Joining us from the “upside down world” of the dark and malevolent culture of the Mexican cartels, Ed Calderon bring with him his personal experience. Having encountered the nature of the cartels first-hand, Ed was able to share with us the art of organized crime originating in Mexico. From smuggling, to kidnaping, to folk cult culture, the criminal nature is evil and outright dark at times; yet if properly placed in context, lessons can be learned. Situational awareness is an absolute must: be prepared and do your research BEFORE traveling. Americans find themselves out-of-place when in other areas of the world, and due to this tend to be easy targets for the weathered criminal. From something as simple as the art of bribing, to the invaluable art of listening and learning for reconnaissance, to the common misjudgment of time: these out-of-the-box ideas are a true testament to the deceptive innovativeness of the criminal mind and nature of thinking.

Beware the study of the criminal: it is an alluring and charming path full of woe. Piper, one such “study of the criminal,” was born in Cape Town, South Africa. Mimicking how the criminals moved and stabbed, Lloyd De Jhong put on a show. The movement is culturally inspired, a mut of multiple systems crudely mashed together: from Zulu stick fighting; to siliat; to American boxing. The heart of Piper is deception and assassination: never show your blade; protect it with your body; aim for the left chest cavity and the left side of the neck; strike with fatal intent; quickly move on, and dispose of all evidence. In my opinion, Piper is not a martial art, and can be better summarized by a single word: hunting.

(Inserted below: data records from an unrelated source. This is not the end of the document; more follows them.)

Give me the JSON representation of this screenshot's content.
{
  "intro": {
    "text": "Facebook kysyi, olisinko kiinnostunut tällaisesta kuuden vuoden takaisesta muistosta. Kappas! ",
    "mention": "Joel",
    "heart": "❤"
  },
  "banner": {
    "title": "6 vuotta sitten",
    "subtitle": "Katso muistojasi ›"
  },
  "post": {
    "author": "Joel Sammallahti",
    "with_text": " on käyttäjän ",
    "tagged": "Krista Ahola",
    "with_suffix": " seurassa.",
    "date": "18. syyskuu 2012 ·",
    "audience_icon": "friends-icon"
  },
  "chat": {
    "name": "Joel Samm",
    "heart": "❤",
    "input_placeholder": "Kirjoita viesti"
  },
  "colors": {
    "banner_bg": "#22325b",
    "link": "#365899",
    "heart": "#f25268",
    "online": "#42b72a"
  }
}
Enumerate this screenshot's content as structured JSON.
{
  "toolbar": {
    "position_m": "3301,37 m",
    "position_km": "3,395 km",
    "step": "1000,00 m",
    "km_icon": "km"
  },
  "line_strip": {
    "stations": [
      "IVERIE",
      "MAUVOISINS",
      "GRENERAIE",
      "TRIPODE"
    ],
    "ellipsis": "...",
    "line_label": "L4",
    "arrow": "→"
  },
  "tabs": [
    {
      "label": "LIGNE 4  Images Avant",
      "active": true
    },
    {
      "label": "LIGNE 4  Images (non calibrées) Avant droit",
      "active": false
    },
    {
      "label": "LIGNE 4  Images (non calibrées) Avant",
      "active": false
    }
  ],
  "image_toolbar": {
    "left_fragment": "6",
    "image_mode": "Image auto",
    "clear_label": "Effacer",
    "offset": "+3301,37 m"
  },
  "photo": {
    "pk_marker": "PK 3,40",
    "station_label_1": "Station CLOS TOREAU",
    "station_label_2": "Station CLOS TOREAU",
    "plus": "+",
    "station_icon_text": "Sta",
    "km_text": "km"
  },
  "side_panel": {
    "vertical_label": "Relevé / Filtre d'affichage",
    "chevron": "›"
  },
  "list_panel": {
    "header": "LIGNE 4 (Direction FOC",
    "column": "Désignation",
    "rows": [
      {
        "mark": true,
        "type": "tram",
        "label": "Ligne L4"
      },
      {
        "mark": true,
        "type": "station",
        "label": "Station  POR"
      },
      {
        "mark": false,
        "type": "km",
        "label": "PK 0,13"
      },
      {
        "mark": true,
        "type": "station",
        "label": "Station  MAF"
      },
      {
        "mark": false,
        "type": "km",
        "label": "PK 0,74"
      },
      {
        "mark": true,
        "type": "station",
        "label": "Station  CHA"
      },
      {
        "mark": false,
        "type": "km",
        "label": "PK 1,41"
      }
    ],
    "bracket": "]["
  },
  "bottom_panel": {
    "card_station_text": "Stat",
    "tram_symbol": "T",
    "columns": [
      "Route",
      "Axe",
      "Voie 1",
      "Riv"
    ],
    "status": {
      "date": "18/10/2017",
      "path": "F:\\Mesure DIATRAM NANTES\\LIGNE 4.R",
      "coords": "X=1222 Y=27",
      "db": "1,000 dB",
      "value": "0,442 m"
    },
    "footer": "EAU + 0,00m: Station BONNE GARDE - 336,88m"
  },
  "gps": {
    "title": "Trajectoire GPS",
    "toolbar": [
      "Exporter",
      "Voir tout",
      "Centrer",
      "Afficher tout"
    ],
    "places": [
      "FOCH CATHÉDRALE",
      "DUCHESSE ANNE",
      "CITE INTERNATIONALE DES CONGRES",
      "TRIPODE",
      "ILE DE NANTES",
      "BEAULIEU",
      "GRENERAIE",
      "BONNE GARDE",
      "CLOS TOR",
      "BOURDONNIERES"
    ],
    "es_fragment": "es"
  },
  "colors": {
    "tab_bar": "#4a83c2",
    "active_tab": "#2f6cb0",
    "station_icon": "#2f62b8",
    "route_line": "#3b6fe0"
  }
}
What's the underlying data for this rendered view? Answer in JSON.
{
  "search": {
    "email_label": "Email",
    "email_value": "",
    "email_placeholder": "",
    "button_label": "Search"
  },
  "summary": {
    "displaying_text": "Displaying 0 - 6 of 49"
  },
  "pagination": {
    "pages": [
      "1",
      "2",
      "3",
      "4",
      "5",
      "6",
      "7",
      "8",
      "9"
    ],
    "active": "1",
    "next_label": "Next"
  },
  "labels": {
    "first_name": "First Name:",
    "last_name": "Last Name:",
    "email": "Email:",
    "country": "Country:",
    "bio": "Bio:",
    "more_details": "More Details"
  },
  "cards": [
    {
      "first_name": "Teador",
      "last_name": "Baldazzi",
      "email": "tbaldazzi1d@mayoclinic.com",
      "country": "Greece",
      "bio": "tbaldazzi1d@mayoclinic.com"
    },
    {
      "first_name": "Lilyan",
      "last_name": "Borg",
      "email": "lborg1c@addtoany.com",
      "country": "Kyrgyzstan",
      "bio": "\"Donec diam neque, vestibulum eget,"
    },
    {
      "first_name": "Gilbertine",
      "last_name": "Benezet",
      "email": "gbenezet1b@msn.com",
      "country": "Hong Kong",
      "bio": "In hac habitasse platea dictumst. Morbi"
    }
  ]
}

Simplicity is the goal. Simple is good. Simple is efficient. Simple is easy to remember under stress. Simple will keep you alive. The biggest take-away for me, after observing and absorbing these great masters at work, was the realization that true mastery is the removal of movement. Let that sink in. These guros do not rely upon complex martial arts. Instead, they boil down all the excess,and are left with the essence. This essence has taken many decades--if not generations-- to achieve. If I walk away with anything, it is the passion and desire for simplicity, efficiency and control of movement.

While he has vowed to be a man of peace, once pushed to his limits, the priest will strike ferociously. The prince thrives on grandeur, which can be observed by his weapon selection, his movements and attitude of life. The poor peasant survives another day by using whatever is at hand to defend himself and his family. The shadows and secrets, the lack of respect and over-the-top charm, the con-man and liar, the deception and darkness: this is what the pirate flourishes on and where he feels at home. How does one take the classes of the priest, the prince, the peasant and the pirate, and apply it to firearms? This question has been nagging at me and I will be dedicating a lot of time to dissecting this question . . . to be continued.

(Reproduced from